**TASK:** Omitting the pictures, restate all of the entries below exactly.

[Page and application data records]
☆ ☆ ☆
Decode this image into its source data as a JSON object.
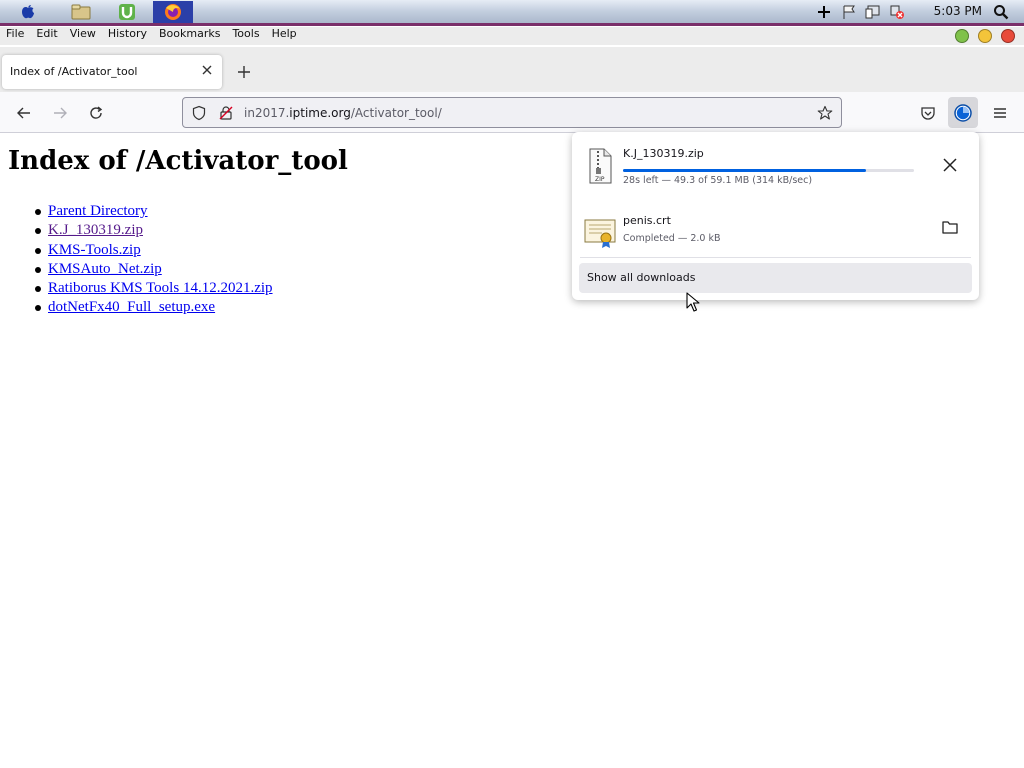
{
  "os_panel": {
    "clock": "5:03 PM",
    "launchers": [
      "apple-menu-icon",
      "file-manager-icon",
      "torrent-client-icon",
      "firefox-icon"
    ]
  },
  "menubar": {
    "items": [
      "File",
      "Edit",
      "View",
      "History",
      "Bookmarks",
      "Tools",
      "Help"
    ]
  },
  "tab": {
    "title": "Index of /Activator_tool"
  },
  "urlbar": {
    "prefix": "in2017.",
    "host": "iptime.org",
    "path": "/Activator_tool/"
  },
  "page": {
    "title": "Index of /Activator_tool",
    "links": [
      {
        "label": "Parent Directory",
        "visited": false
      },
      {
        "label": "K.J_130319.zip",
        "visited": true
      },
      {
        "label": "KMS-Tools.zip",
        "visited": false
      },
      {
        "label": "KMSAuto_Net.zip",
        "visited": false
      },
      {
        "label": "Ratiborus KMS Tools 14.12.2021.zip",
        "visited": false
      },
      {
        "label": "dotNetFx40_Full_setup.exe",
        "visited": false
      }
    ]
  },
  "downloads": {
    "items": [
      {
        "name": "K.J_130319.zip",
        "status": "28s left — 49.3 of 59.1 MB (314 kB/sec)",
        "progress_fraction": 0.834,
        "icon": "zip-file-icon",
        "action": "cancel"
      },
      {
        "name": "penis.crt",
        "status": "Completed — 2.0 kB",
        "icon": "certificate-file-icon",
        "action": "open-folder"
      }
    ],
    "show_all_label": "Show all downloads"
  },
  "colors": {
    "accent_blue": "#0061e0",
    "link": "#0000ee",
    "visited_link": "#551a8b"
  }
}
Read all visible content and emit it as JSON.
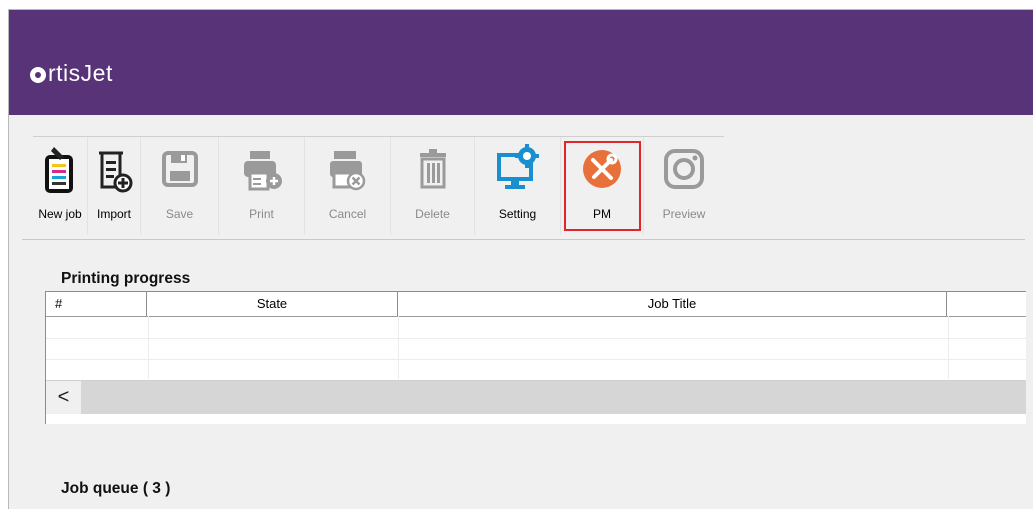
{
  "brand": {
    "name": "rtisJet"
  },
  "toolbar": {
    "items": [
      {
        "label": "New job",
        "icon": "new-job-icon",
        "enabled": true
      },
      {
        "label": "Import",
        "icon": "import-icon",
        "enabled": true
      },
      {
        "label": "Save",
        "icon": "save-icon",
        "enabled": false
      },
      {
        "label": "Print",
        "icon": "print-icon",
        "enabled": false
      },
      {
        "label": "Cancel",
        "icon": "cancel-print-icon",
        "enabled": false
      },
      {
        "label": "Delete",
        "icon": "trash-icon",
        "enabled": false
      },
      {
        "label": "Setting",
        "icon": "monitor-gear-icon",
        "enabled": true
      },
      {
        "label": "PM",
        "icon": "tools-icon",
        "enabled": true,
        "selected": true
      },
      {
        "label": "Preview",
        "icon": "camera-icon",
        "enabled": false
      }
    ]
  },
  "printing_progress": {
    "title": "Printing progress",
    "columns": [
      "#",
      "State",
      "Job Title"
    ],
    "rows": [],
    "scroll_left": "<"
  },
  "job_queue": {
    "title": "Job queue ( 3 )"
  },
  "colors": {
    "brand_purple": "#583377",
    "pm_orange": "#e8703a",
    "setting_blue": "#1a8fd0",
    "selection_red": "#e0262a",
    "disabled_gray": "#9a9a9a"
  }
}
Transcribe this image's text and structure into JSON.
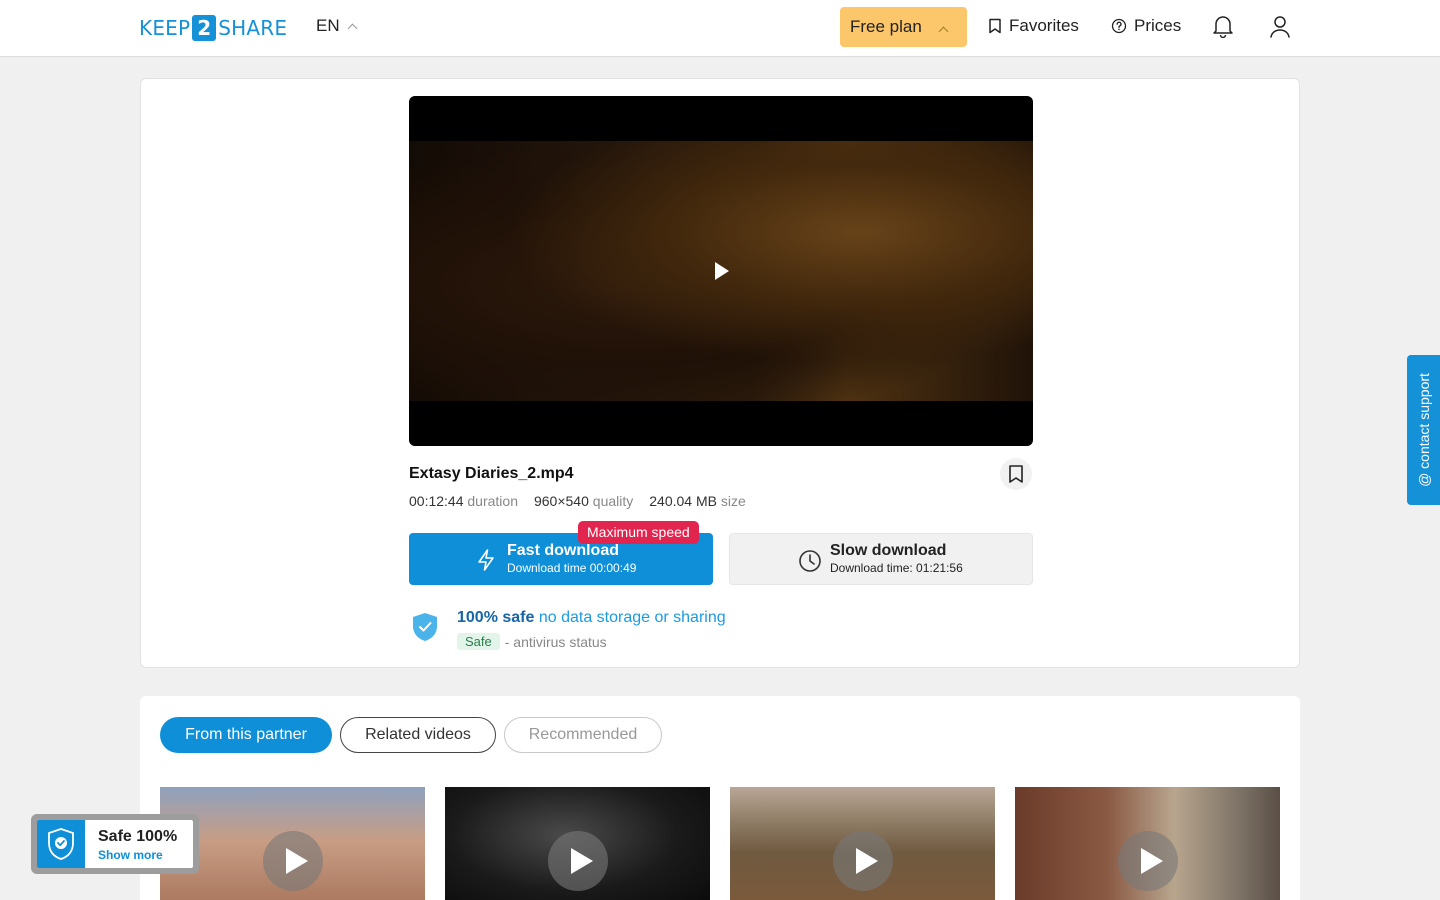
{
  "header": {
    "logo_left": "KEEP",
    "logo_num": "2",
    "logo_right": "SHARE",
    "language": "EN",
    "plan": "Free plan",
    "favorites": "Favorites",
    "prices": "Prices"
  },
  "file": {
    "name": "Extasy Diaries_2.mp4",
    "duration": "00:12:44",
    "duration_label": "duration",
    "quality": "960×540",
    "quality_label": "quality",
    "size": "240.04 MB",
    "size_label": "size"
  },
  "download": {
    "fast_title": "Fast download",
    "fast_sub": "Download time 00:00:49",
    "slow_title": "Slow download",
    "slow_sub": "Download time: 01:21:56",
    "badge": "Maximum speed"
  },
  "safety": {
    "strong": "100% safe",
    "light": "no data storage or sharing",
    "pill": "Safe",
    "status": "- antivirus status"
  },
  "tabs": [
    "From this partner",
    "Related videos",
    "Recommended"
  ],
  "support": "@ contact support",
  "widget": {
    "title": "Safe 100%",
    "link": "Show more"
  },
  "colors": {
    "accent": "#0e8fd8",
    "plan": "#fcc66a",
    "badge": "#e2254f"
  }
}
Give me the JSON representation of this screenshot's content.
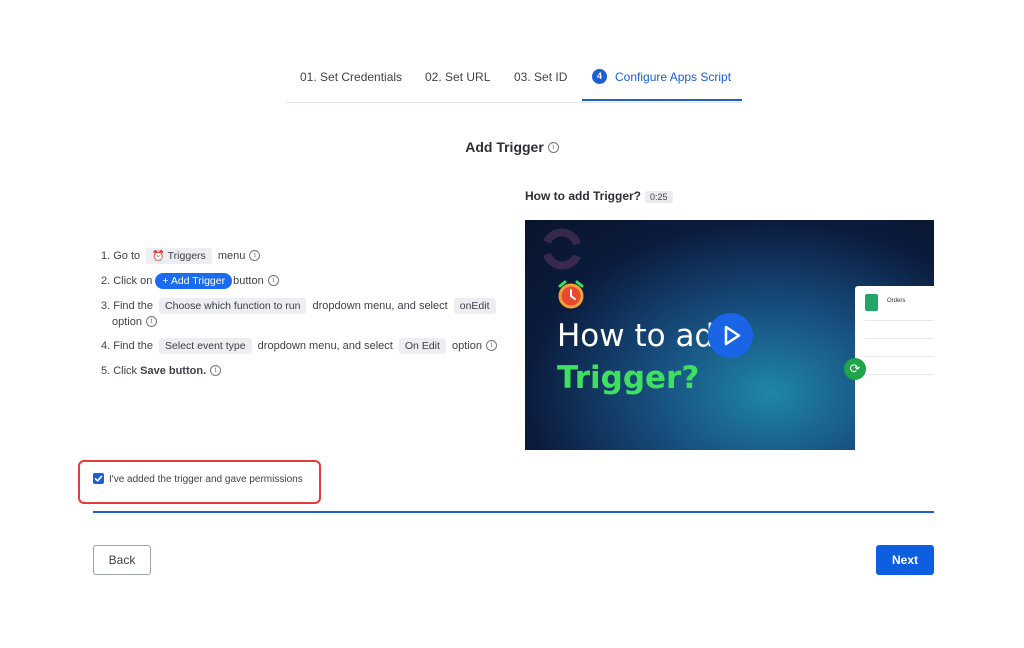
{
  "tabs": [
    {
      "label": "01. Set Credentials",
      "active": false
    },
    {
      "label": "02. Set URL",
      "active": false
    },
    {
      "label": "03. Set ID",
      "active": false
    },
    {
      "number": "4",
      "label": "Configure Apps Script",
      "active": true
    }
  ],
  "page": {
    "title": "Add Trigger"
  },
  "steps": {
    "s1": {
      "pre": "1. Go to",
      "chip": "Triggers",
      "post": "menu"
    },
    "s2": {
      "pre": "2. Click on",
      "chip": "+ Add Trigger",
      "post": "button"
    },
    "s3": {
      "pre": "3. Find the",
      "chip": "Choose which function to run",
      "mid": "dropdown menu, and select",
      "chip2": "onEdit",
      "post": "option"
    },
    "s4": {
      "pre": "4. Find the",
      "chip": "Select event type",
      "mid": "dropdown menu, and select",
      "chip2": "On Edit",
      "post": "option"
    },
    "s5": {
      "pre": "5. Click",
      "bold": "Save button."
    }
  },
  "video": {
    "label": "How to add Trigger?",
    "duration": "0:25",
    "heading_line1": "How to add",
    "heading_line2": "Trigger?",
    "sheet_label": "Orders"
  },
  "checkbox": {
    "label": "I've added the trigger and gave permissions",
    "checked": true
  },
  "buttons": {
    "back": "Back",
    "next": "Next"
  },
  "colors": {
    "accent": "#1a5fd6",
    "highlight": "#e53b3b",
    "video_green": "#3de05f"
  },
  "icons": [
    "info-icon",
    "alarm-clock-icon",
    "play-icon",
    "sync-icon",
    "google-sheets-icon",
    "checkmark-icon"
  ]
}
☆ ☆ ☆
**EXERCISE SOLUTION:**
Decode this image into its source data as a JSON object.
{
  "os_panel": {
    "clock": "5:03 PM",
    "launchers": [
      "apple-menu-icon",
      "file-manager-icon",
      "torrent-client-icon",
      "firefox-icon"
    ]
  },
  "menubar": {
    "items": [
      "File",
      "Edit",
      "View",
      "History",
      "Bookmarks",
      "Tools",
      "Help"
    ]
  },
  "tab": {
    "title": "Index of /Activator_tool"
  },
  "urlbar": {
    "prefix": "in2017.",
    "host": "iptime.org",
    "path": "/Activator_tool/"
  },
  "page": {
    "title": "Index of /Activator_tool",
    "links": [
      {
        "label": "Parent Directory",
        "visited": false
      },
      {
        "label": "K.J_130319.zip",
        "visited": true
      },
      {
        "label": "KMS-Tools.zip",
        "visited": false
      },
      {
        "label": "KMSAuto_Net.zip",
        "visited": false
      },
      {
        "label": "Ratiborus KMS Tools 14.12.2021.zip",
        "visited": false
      },
      {
        "label": "dotNetFx40_Full_setup.exe",
        "visited": false
      }
    ]
  },
  "downloads": {
    "items": [
      {
        "name": "K.J_130319.zip",
        "status": "28s left — 49.3 of 59.1 MB (314 kB/sec)",
        "progress_fraction": 0.834,
        "icon": "zip-file-icon",
        "action": "cancel"
      },
      {
        "name": "penis.crt",
        "status": "Completed — 2.0 kB",
        "icon": "certificate-file-icon",
        "action": "open-folder"
      }
    ],
    "show_all_label": "Show all downloads"
  },
  "colors": {
    "accent_blue": "#0061e0",
    "link": "#0000ee",
    "visited_link": "#551a8b"
  }
}
Read all visible content and emit it as JSON.
{
  "brand": {
    "name": "rtisJet"
  },
  "toolbar": {
    "items": [
      {
        "label": "New job",
        "icon": "new-job-icon",
        "enabled": true
      },
      {
        "label": "Import",
        "icon": "import-icon",
        "enabled": true
      },
      {
        "label": "Save",
        "icon": "save-icon",
        "enabled": false
      },
      {
        "label": "Print",
        "icon": "print-icon",
        "enabled": false
      },
      {
        "label": "Cancel",
        "icon": "cancel-print-icon",
        "enabled": false
      },
      {
        "label": "Delete",
        "icon": "trash-icon",
        "enabled": false
      },
      {
        "label": "Setting",
        "icon": "monitor-gear-icon",
        "enabled": true
      },
      {
        "label": "PM",
        "icon": "tools-icon",
        "enabled": true,
        "selected": true
      },
      {
        "label": "Preview",
        "icon": "camera-icon",
        "enabled": false
      }
    ]
  },
  "printing_progress": {
    "title": "Printing progress",
    "columns": [
      "#",
      "State",
      "Job Title"
    ],
    "rows": [],
    "scroll_left": "<"
  },
  "job_queue": {
    "title": "Job queue ( 3 )"
  },
  "colors": {
    "brand_purple": "#583377",
    "pm_orange": "#e8703a",
    "setting_blue": "#1a8fd0",
    "selection_red": "#e0262a",
    "disabled_gray": "#9a9a9a"
  }
}
Transcribe this image's text and structure into JSON.
{
  "header": {
    "logo_left": "KEEP",
    "logo_num": "2",
    "logo_right": "SHARE",
    "language": "EN",
    "plan": "Free plan",
    "favorites": "Favorites",
    "prices": "Prices"
  },
  "file": {
    "name": "Extasy Diaries_2.mp4",
    "duration": "00:12:44",
    "duration_label": "duration",
    "quality": "960×540",
    "quality_label": "quality",
    "size": "240.04 MB",
    "size_label": "size"
  },
  "download": {
    "fast_title": "Fast download",
    "fast_sub": "Download time 00:00:49",
    "slow_title": "Slow download",
    "slow_sub": "Download time: 01:21:56",
    "badge": "Maximum speed"
  },
  "safety": {
    "strong": "100% safe",
    "light": "no data storage or sharing",
    "pill": "Safe",
    "status": "- antivirus status"
  },
  "tabs": [
    "From this partner",
    "Related videos",
    "Recommended"
  ],
  "support": "@ contact support",
  "widget": {
    "title": "Safe 100%",
    "link": "Show more"
  },
  "colors": {
    "accent": "#0e8fd8",
    "plan": "#fcc66a",
    "badge": "#e2254f"
  }
}
Give me the JSON representation of this screenshot's content.
{
  "tabs": [
    {
      "label": "01. Set Credentials",
      "active": false
    },
    {
      "label": "02. Set URL",
      "active": false
    },
    {
      "label": "03. Set ID",
      "active": false
    },
    {
      "number": "4",
      "label": "Configure Apps Script",
      "active": true
    }
  ],
  "page": {
    "title": "Add Trigger"
  },
  "steps": {
    "s1": {
      "pre": "1. Go to",
      "chip": "Triggers",
      "post": "menu"
    },
    "s2": {
      "pre": "2. Click on",
      "chip": "+ Add Trigger",
      "post": "button"
    },
    "s3": {
      "pre": "3. Find the",
      "chip": "Choose which function to run",
      "mid": "dropdown menu, and select",
      "chip2": "onEdit",
      "post": "option"
    },
    "s4": {
      "pre": "4. Find the",
      "chip": "Select event type",
      "mid": "dropdown menu, and select",
      "chip2": "On Edit",
      "post": "option"
    },
    "s5": {
      "pre": "5. Click",
      "bold": "Save button."
    }
  },
  "video": {
    "label": "How to add Trigger?",
    "duration": "0:25",
    "heading_line1": "How to add",
    "heading_line2": "Trigger?",
    "sheet_label": "Orders"
  },
  "checkbox": {
    "label": "I've added the trigger and gave permissions",
    "checked": true
  },
  "buttons": {
    "back": "Back",
    "next": "Next"
  },
  "colors": {
    "accent": "#1a5fd6",
    "highlight": "#e53b3b",
    "video_green": "#3de05f"
  },
  "icons": [
    "info-icon",
    "alarm-clock-icon",
    "play-icon",
    "sync-icon",
    "google-sheets-icon",
    "checkmark-icon"
  ]
}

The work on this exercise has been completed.